Of course, if you join a remote work and travel program like Remote Year, Hacker Paradise, WiFi Tribe or a coliving like Outsite houses, you will meet people in these social scenarios. The number of cool people I met from Dan’s original Remote Year program and our shorter 4-month Remote Year program has been immense, as has been the continued nomad community of all the alumni, online.

Being able to travel to new places on weekends

While doing a short digital nomad stint in Merida, Mexico, we took our weekend trips to Izamal and Uxmal. In Vietnam, we went trekking in Sapa, and boating in the karst waterways of Ninh Binh. In Mexico City, it was early mornings to the Teotihuacan pyramids and in Lima, Peru, it was sand-boarding in Huacachina.

Creating a new type of schedule for yourself

“Schedule” starts to have a whole new meaning when you’re a digital nomad. For me, I try to keep a 9-to-5 workday, but with a bit more flexibility, and some more fun.

In Lima, this meant leaving the coworking space to find lunch at a Peruvian local restaurant. In Vietnam, this meant a day spent sightseeing, and then starting work at 9pm, but also squeezing in some work time at cafes in the afternoon.

Scheduling my workdays took on a new meaning when I was in different time zones, or, if I was in the same time zone working traditional business hours, it meant packing in some local culture.

Lower expenses and cost of living (geographic arbitrage)

I maximized our entire time spent as digital nomads in lower cost-of-living areas. This was most important to me, if we were going to be working on a new business, and working for our old jobs part-time with fewer benefits like paid time off.

I focused my energy on researching the cost of living in places like the Canary Islands, Latvia, Taiwan and Vietnam, all while working from my laptop in Colombia. We chose to extend our time in Mexico City because it was so affordable and we enjoyed the quality of life.

Geographic arbitrage means using geography to your advantage, and using location ‘arbitrarily’ to get the same type of thing done. While some nomads like to maximize their time in Europe, I chose to focus our locations on where we could live the most affordably, while also bringing in American hourly salaries.

Unique inspirations

One of my first thoughts about working in a coworking space in Medellin, Colombia, was, “Wow, this is so much more inspiring than my New York office.”

My office in NYC was white, with gray carpeting, rows of desks and a few conference rooms.
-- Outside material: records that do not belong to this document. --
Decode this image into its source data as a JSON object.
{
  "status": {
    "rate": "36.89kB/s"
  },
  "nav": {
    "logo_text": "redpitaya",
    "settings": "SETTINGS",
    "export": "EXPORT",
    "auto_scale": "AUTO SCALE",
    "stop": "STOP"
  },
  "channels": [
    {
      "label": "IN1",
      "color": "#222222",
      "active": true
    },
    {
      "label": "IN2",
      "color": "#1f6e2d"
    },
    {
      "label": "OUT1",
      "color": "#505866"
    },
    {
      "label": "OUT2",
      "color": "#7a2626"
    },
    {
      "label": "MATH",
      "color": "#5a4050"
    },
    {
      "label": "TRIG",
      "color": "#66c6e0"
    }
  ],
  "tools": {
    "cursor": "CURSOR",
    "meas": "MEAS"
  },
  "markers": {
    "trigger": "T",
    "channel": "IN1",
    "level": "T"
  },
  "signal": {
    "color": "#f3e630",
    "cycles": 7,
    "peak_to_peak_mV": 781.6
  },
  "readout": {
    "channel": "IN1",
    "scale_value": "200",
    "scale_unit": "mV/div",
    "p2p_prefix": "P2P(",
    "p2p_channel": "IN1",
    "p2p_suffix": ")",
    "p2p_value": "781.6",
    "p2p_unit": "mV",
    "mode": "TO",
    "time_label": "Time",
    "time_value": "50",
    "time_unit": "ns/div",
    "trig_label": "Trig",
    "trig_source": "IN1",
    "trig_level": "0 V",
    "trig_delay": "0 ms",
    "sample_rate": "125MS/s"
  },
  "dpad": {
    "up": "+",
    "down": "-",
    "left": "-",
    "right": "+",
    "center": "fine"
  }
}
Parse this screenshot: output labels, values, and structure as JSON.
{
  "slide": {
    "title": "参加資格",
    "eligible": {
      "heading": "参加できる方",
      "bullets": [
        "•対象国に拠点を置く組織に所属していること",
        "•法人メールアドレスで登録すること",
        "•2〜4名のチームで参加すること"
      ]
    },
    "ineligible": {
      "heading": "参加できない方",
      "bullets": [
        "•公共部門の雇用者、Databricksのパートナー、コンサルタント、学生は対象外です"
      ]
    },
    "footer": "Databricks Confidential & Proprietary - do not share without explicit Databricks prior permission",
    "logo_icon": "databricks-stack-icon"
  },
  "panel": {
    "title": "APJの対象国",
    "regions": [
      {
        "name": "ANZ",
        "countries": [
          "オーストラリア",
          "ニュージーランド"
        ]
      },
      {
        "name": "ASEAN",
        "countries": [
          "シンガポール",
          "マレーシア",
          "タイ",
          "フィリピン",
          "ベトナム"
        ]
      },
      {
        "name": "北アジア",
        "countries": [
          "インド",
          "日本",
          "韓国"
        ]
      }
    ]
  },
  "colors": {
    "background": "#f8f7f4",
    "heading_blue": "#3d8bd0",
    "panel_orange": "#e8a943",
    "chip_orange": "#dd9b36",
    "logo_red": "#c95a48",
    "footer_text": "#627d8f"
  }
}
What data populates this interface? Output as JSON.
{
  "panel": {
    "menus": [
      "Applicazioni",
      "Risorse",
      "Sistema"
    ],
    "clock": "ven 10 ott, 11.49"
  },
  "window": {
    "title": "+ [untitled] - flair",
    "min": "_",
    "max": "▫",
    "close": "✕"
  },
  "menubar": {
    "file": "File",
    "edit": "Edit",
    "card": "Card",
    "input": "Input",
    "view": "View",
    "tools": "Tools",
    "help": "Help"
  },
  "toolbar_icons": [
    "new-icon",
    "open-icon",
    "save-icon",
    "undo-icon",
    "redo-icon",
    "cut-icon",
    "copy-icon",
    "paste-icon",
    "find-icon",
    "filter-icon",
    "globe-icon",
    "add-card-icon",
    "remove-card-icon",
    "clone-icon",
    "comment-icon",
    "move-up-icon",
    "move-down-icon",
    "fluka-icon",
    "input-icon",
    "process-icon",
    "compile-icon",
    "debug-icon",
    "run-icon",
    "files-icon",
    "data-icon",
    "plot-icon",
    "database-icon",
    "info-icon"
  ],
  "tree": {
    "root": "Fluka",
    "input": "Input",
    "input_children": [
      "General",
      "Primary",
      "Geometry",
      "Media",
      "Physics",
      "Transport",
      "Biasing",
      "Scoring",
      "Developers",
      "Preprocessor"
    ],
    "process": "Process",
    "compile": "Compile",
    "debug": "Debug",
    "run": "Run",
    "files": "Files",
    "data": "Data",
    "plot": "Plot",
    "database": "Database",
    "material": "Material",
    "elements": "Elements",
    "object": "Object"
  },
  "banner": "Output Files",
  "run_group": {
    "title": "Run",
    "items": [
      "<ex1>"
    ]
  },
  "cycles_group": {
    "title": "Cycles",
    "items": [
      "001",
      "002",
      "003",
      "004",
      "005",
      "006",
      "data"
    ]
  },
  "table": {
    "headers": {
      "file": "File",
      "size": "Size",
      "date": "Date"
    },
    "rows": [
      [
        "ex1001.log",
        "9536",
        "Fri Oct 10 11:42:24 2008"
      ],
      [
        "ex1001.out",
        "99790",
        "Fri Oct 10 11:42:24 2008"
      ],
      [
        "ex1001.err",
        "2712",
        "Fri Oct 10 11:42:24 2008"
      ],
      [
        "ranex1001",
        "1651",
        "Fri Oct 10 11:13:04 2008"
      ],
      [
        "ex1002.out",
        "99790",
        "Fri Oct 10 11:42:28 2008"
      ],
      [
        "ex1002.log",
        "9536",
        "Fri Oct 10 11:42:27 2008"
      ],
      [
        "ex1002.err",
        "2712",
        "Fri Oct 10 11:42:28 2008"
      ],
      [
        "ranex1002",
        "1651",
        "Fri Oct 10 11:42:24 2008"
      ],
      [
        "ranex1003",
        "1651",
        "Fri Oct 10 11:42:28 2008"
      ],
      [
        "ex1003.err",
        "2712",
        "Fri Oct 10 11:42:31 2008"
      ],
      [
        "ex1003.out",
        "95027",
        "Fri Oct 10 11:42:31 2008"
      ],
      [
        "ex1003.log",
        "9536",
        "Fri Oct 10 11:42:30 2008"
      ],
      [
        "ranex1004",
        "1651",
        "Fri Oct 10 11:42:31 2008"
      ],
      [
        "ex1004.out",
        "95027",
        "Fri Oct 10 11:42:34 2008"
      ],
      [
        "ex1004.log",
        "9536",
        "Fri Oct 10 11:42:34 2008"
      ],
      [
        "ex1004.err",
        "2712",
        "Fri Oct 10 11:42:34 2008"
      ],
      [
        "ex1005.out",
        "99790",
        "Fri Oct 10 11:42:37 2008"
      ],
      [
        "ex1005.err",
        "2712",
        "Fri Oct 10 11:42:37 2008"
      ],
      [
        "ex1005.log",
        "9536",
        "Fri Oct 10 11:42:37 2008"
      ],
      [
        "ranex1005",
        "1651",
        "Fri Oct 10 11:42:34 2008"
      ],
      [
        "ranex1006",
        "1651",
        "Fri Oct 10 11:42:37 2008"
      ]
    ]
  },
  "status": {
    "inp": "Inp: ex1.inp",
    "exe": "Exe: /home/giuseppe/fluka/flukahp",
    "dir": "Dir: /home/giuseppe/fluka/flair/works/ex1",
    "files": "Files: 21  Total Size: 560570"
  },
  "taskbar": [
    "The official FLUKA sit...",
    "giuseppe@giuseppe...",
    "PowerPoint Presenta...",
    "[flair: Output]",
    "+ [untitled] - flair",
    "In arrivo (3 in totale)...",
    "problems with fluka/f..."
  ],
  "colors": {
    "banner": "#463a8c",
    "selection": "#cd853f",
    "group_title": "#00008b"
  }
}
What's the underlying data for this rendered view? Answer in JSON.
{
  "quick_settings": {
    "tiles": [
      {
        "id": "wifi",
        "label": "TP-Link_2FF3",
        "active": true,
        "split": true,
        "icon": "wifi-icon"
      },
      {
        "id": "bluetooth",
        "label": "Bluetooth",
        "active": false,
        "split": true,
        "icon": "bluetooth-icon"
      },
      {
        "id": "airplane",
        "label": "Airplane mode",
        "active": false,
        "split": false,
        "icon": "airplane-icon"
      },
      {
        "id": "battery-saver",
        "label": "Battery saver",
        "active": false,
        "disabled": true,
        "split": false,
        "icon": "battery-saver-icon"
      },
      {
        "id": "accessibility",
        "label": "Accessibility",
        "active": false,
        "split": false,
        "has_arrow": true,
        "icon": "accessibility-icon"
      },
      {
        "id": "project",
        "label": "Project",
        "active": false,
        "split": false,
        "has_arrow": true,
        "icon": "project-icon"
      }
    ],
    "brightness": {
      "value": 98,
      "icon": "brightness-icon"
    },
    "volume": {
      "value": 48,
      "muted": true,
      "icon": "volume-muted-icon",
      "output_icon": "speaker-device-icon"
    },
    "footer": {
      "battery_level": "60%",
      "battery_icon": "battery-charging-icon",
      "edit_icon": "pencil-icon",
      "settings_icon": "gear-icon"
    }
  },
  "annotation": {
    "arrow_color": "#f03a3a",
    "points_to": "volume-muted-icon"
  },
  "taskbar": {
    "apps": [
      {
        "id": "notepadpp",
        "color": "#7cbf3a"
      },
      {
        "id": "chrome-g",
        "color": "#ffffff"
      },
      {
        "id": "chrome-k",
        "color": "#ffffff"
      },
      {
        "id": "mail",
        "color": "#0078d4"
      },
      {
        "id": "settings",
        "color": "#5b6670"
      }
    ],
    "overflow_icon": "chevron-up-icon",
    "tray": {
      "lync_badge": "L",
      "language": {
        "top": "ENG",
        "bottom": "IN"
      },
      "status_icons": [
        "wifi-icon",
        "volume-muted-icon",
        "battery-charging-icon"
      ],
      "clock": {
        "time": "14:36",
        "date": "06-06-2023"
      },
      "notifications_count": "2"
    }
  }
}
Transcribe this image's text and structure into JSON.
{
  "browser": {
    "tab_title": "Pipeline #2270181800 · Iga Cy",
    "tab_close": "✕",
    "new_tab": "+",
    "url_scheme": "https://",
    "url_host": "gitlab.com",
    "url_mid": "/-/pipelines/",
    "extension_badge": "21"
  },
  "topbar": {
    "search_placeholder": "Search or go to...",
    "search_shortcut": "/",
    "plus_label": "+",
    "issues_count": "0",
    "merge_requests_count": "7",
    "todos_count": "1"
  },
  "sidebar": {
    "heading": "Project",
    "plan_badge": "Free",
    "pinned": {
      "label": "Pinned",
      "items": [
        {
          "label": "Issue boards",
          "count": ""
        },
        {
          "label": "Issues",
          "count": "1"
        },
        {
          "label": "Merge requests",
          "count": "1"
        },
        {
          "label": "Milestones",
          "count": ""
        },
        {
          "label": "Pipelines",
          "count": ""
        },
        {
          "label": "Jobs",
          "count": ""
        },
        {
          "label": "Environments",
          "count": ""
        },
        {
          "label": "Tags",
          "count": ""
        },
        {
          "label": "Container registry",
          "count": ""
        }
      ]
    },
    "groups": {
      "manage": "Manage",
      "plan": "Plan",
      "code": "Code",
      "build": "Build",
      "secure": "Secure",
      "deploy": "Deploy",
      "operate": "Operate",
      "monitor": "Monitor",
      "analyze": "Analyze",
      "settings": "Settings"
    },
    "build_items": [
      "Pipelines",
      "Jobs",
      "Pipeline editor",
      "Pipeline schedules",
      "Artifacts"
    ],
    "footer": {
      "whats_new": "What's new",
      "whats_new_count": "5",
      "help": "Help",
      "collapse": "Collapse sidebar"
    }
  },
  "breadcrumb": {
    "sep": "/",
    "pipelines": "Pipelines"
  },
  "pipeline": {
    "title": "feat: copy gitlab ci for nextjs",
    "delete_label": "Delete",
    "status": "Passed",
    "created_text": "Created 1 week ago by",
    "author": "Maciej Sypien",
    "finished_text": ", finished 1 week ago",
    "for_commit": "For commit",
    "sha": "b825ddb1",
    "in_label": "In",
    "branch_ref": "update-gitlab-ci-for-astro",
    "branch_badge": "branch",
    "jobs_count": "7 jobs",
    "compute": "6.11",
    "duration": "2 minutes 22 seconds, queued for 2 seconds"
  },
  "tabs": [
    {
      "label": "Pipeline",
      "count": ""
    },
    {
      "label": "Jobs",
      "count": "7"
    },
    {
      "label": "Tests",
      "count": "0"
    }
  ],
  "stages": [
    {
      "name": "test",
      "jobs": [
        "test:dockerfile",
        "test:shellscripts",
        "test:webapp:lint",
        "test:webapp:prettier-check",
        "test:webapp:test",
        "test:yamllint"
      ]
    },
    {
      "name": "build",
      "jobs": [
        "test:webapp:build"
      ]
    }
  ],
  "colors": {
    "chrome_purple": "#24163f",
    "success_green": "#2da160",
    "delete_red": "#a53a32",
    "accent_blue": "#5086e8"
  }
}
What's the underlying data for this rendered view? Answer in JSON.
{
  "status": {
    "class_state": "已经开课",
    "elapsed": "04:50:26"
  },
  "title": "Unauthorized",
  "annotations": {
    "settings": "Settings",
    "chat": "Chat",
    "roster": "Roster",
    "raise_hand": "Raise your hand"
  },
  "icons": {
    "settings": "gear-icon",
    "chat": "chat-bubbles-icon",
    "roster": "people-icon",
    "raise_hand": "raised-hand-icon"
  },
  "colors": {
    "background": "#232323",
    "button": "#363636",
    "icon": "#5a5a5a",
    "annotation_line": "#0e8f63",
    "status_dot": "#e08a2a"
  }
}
It was modern, but it wasn’t interesting.

In Medellin, I was doing the same work from my laptop, but I was listening to the river running in a nearby creek, next to giant leafy greenery, and working next to people from around the world doing various types of jobs on their laptops. I considered moving my hot desk to another area, like the outdoor patio that felt almost like a treehouse, or the quiet yoga room upstairs with a window to the roof. I was inspired.

I used this inspiration to fuel my creativity in powering this blog, growing a business and thinking of new ways to network. I felt like the world was my oyster.

Solving burnout and escaping the grind

A lot of people suffer from burnout, and that’s exactly the thing that pushes them to take a leap of faith and start a digital nomad journey. It’s what happened to me, and so many others that I met while we were on the road.

Burnout happens from working too much, commuting too much and feeling drained too much. Of course, taking the same job but to a different location won’t solve your work problems (it may make them worse or exacerbated).

But having the variety of new surroundings, the ability to make new friends, have new experiences and see more cultures makes your brain perk up a bit. And that’s why I like being a digital nomad.